#### [Goal of the exercise]
Copy, from the material below, every line in which the word "Information" can be found.

#### [Input]
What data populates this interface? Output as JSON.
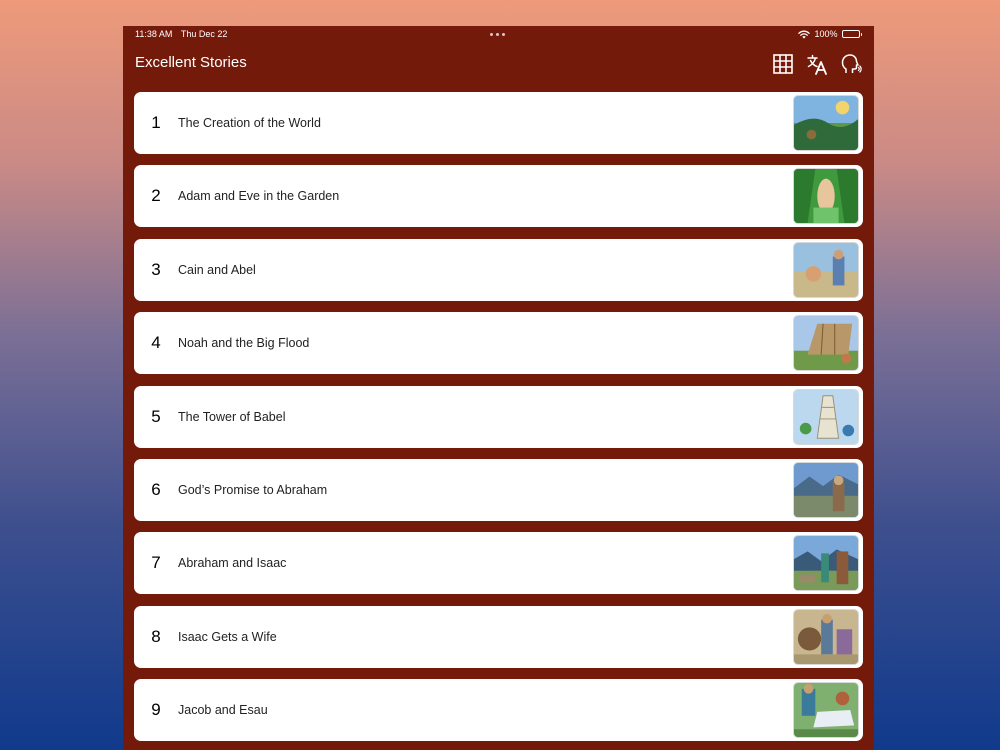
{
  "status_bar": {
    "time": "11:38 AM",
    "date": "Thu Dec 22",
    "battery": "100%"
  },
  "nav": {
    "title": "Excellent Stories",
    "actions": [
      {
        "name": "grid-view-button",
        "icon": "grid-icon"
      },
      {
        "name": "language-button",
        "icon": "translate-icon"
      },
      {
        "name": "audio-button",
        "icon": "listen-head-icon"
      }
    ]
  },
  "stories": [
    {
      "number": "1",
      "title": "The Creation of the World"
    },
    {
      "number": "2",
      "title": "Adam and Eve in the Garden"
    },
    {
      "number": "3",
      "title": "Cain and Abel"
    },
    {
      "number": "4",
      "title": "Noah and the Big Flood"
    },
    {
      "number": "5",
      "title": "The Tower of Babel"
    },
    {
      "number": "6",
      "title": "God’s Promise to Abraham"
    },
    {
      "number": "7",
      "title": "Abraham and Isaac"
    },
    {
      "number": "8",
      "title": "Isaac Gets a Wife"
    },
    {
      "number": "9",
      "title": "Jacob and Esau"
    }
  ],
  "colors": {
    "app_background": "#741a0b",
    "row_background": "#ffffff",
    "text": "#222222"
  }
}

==

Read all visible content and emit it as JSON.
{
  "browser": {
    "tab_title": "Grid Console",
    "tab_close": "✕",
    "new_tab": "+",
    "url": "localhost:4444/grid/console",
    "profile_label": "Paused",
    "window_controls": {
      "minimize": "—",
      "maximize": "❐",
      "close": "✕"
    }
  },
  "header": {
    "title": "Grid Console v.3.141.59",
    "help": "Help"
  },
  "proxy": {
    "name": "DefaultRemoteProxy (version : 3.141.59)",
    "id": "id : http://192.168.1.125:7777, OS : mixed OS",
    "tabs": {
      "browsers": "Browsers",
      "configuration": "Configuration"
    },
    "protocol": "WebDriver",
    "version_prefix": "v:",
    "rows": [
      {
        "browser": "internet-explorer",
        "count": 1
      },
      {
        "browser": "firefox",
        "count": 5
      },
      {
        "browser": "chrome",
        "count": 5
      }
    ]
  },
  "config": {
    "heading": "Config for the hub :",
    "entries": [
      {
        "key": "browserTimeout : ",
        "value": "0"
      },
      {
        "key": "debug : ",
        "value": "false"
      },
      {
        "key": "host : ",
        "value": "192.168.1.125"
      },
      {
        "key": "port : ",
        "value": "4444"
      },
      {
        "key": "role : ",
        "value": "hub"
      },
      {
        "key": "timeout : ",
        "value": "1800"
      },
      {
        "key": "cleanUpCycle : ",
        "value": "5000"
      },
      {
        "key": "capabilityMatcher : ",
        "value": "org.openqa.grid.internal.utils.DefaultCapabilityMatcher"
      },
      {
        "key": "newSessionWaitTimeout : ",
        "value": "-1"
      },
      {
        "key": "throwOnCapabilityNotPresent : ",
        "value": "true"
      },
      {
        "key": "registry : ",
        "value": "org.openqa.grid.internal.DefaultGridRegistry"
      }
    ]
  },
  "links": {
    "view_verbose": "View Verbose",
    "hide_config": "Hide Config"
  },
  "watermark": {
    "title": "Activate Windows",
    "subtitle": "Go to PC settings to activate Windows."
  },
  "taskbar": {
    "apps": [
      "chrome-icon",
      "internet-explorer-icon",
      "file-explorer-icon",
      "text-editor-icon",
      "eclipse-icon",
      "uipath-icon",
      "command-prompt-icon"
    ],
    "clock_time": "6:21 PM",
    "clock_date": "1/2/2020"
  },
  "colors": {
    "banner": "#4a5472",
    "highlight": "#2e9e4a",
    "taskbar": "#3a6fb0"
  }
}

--

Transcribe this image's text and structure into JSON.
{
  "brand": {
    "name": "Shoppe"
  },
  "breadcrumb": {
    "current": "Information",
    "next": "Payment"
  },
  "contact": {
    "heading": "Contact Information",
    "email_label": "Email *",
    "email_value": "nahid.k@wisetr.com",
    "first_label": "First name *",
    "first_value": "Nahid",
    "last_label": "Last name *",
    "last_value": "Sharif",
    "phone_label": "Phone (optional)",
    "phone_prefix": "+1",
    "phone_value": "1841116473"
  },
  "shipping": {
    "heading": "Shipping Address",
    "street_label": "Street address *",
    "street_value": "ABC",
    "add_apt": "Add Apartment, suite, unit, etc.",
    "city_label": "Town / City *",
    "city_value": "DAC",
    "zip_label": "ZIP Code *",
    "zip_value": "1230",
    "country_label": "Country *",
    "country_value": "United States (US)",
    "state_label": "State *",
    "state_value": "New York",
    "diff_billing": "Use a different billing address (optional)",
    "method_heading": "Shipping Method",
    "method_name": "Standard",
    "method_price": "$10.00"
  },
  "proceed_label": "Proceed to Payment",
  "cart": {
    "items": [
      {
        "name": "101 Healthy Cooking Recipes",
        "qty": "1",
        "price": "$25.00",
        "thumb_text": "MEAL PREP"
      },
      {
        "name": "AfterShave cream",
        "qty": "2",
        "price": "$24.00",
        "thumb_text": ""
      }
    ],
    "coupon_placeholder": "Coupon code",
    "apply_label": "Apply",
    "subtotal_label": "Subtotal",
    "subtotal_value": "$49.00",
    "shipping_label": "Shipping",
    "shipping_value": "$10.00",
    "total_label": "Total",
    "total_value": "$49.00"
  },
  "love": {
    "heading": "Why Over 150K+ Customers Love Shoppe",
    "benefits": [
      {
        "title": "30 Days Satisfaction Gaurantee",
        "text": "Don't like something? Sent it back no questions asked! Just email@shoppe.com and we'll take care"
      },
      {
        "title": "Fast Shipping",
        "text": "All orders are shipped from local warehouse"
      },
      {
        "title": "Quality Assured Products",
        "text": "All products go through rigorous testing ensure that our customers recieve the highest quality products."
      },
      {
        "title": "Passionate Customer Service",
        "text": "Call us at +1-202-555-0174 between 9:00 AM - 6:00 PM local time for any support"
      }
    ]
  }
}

#### [Expected answer]
    "current": "Information",
    "heading": "Contact Information",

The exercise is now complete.